## WORK TO BE COMPLETED
Using the entries below, give the count of lines that hold "JSON". Say nothing besides the number.

## SOURCE MATERIAL

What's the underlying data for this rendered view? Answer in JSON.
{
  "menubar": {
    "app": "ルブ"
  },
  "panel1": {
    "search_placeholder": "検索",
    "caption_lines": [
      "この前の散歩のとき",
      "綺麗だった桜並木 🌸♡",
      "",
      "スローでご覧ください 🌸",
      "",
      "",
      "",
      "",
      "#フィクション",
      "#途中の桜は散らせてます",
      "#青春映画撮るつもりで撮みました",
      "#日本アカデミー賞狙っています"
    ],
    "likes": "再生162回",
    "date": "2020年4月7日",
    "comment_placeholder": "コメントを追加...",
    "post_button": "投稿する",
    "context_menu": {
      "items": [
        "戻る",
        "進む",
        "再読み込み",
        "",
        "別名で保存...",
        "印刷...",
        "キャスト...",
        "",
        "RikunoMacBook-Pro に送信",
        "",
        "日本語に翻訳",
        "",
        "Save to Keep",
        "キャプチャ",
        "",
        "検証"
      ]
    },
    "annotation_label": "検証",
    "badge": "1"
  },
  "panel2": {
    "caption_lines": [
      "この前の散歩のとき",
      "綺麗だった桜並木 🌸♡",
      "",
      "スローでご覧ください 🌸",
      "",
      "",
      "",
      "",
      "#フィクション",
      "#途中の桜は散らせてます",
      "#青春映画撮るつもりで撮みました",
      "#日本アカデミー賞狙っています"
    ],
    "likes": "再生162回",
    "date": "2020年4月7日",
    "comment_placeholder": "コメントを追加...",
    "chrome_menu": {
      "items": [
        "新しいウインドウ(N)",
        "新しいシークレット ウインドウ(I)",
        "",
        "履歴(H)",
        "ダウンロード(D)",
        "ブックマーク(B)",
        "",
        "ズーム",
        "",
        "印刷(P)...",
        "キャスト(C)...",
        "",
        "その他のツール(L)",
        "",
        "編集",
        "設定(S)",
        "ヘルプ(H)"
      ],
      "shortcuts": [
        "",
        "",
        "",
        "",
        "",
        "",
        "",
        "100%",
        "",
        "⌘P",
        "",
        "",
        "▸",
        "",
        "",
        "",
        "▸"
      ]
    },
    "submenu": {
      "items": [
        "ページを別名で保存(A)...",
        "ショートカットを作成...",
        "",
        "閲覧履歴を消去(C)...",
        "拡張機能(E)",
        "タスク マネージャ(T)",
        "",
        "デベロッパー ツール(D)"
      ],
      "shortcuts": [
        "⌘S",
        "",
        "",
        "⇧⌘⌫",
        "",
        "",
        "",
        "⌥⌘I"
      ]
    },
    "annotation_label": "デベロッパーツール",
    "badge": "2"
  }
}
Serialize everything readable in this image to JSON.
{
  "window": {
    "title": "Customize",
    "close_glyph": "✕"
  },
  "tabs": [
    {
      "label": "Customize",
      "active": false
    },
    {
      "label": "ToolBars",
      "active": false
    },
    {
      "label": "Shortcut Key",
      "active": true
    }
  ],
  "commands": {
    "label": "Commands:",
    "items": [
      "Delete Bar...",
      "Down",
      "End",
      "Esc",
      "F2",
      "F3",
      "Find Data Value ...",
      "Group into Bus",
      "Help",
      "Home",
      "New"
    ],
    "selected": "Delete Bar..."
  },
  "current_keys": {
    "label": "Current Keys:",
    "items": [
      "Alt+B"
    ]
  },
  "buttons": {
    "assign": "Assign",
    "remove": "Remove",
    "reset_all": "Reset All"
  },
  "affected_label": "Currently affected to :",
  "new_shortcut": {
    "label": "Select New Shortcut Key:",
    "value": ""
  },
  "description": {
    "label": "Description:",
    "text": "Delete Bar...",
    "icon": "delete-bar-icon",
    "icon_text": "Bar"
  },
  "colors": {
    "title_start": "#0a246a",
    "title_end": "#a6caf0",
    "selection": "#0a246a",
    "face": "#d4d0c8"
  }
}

## THE COMPLETED TASK
2